Mr Whyte says when the bomb went off, they were told to turn their backs and cover their eyes before turning round to see the “mushroom” cloud.
“It was then we were hit by the blast,” he said. “We were hit by the heatwave and the light when the bomb went off. Afterwards when we were watching it, we were hit by the sound and then the wind came.”
Mr Whyte said neither he nor his colleagues knew of the dangers of radiation at the time. They just did what they were told.
Even when he left the forces and had to have all his teeth removed after developing abscesses, he didn’t link it with exposure.
Ten years later, however, when a fertility test confirmed he couldn’t have children, he made the connection.
While difficult to prove and not applying to everyone, he started to hear stories of others with similar health problems – getting involved in serious campaigning in 2002 when he retired aged 65 after 12 years in the RAF, 17 years with the prison service and five years on Fife Council security.
Mr Whyte wants to prove that he was exposed to more radiation than his records say he was exposed to and that there were health consequences.
A study undertaken by Sue Rabbitt Roff, a social scientist at Dundee University in 1999, found that of 2,261 children born to veterans, 39% were born with serious medical conditions. By contrast, the national incidence figure in Britain is around 2.5%.
However, the MoD has insisted it cannot find Mr Whyte’s full set of records of his radiation exposure.
“I want them to apologise to all the nuclear veterans for using us as experiments,” he said.
“I still maintain that they wanted to find out the level of radiation that a person could survive the nuclear bombs with.
“My records say I was exposed to 2.4 millisieverts for my whole tour – five bombs.
“But I know for a fact it states the radiation levels at ground zero 1.5 hours after bomb for Pennant was one roentgen which is the equivalent to 10 millisieverts.
“That’s four times greater than they gave me for my entire tour. I have that proof but they are not prepared to listen to it.”
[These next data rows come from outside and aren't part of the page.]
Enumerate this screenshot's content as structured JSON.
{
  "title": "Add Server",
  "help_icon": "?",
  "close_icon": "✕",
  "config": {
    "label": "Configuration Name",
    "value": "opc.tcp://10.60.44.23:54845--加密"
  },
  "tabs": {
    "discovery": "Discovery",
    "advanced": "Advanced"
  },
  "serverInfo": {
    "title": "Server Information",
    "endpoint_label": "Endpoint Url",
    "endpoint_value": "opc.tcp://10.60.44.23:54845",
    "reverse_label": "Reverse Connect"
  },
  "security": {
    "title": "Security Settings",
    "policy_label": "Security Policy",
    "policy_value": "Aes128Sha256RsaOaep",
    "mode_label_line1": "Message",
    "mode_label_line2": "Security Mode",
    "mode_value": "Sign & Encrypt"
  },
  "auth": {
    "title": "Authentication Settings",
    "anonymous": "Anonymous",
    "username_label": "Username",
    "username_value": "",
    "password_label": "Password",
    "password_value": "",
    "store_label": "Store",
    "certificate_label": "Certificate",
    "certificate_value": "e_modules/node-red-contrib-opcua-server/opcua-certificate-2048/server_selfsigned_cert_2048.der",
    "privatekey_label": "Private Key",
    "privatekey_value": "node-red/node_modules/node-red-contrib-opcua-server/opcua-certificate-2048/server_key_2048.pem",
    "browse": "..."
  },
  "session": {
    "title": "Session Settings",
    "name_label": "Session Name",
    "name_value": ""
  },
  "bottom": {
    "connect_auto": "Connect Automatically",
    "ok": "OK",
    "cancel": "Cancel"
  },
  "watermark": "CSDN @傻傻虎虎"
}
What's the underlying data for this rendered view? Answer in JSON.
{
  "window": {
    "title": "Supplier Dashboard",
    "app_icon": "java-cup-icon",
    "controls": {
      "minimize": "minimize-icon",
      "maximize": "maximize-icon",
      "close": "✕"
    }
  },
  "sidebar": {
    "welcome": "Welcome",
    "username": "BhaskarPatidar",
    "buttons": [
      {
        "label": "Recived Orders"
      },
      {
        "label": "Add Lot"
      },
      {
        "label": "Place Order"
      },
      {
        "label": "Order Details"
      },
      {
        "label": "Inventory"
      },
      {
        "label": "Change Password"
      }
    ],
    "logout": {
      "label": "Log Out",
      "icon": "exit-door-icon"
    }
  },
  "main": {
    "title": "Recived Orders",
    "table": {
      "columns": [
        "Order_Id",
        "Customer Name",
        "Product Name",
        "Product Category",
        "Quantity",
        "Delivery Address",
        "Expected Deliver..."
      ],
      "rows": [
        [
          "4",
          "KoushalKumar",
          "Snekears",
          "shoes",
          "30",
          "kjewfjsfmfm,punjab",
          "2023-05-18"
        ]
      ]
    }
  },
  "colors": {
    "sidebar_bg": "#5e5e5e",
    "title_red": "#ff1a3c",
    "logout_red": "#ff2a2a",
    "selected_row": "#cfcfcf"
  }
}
The British Nuclear Test Veterans’ Association (BNTVA) charity has been campaigning on the issue for decades and has given Mr Whyte its backing.
The courts have, however, paid tribute to the MOD’s “conscientious” efforts to assist Mr Whyte in recent years and, while unable to discuss individual cases, the MOD has said it recognises the “debt of gratitude we have to the servicemen who took part in the nuclear tests”.
It says the National Radiological Protection Board has carried out three studies of nuclear test veterans and found no valid evidence to link participation in this programme to ill health.
An MOD spokesperson told The Courier:“We are extremely grateful to all those who participated in the British nuclear testing programme, which contributed to keeping our country secure.
“Consecutive studies have found no valid evidence to link participation to ill health.”